NIH creates database of healthy immune traits
The scientists plan to use their research on healthy individuals as a reference resource for other researchers, who may be studying genetic risk factors and susceptibilities.
The research team created a screening method to determine 78,000 subsets of immune traits or cells. They then studied the blood samples of 669 female twins to learn which immune traits are most likely genetic.
They chose 151 of the most promising immune traits to use a genome-wide method of identifying the links between genes and immune traits. Through this system, they found 19 immune traits that are influenced by more than 140 genetic changes that are joined in 11 areas of the genome.
These results have implications for scientists, researchers, health professionals, and patients with lupus, type 1 diabetes, multiple sclerosis and inflammatory bowel disease.
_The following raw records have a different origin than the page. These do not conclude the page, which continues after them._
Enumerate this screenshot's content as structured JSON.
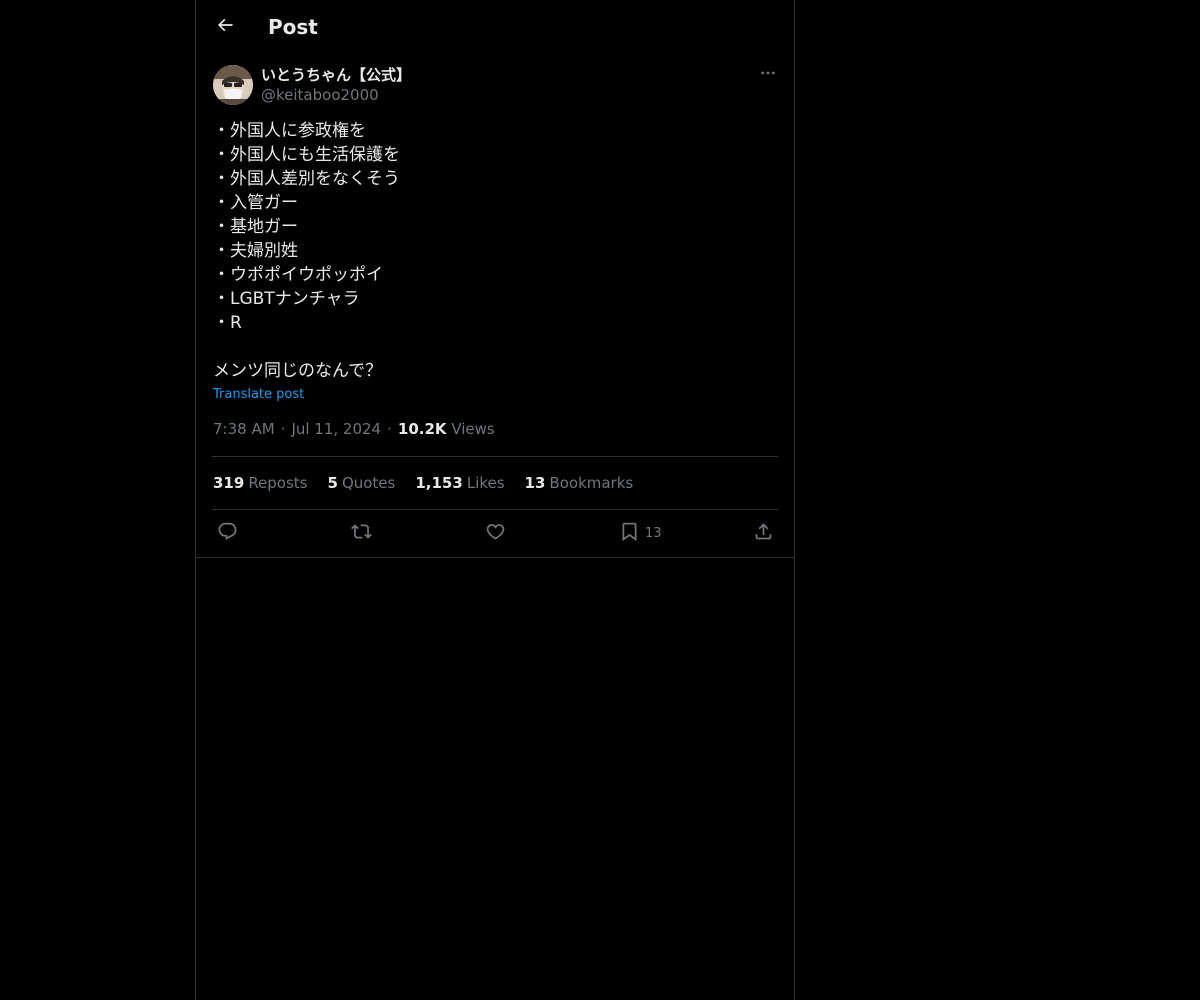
{
  "header": {
    "title": "Post"
  },
  "author": {
    "display_name": "いとうちゃん【公式】",
    "handle": "@keitaboo2000"
  },
  "post": {
    "lines": [
      "・外国人に参政権を",
      "・外国人にも生活保護を",
      "・外国人差別をなくそう",
      "・入管ガー",
      "・基地ガー",
      "・夫婦別姓",
      "・ウポポイウポッポイ",
      "・LGBTナンチャラ",
      "・R",
      "",
      "メンツ同じのなんで？"
    ],
    "translate_label": "Translate post",
    "time": "7:38 AM",
    "date": "Jul 11, 2024",
    "separator": "·",
    "views_count": "10.2K",
    "views_label": "Views"
  },
  "stats": {
    "reposts_count": "319",
    "reposts_label": "Reposts",
    "quotes_count": "5",
    "quotes_label": "Quotes",
    "likes_count": "1,153",
    "likes_label": "Likes",
    "bookmarks_count": "13",
    "bookmarks_label": "Bookmarks"
  },
  "actions": {
    "bookmark_count": "13"
  },
  "icons": {
    "back": "arrow-left-icon",
    "more": "more-horizontal-icon",
    "reply": "reply-icon",
    "repost": "repost-icon",
    "like": "heart-icon",
    "bookmark": "bookmark-icon",
    "share": "share-icon"
  },
  "colors": {
    "background": "#000000",
    "text": "#e7e9ea",
    "muted": "#71767b",
    "border": "#2f3336",
    "link": "#1d9bf0"
  }
}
Changes in the FCGR2 gene, for instance, correlate with autoimmune disorders, multiple sclerosis, type 1 diabetes, inflammatory bowel disease and lupus, but exactly how FCGR2 influences the immune system is still unknown. The new database should answer questions such as these, helping studies in the future and hopefully finding better treatments for illnesses.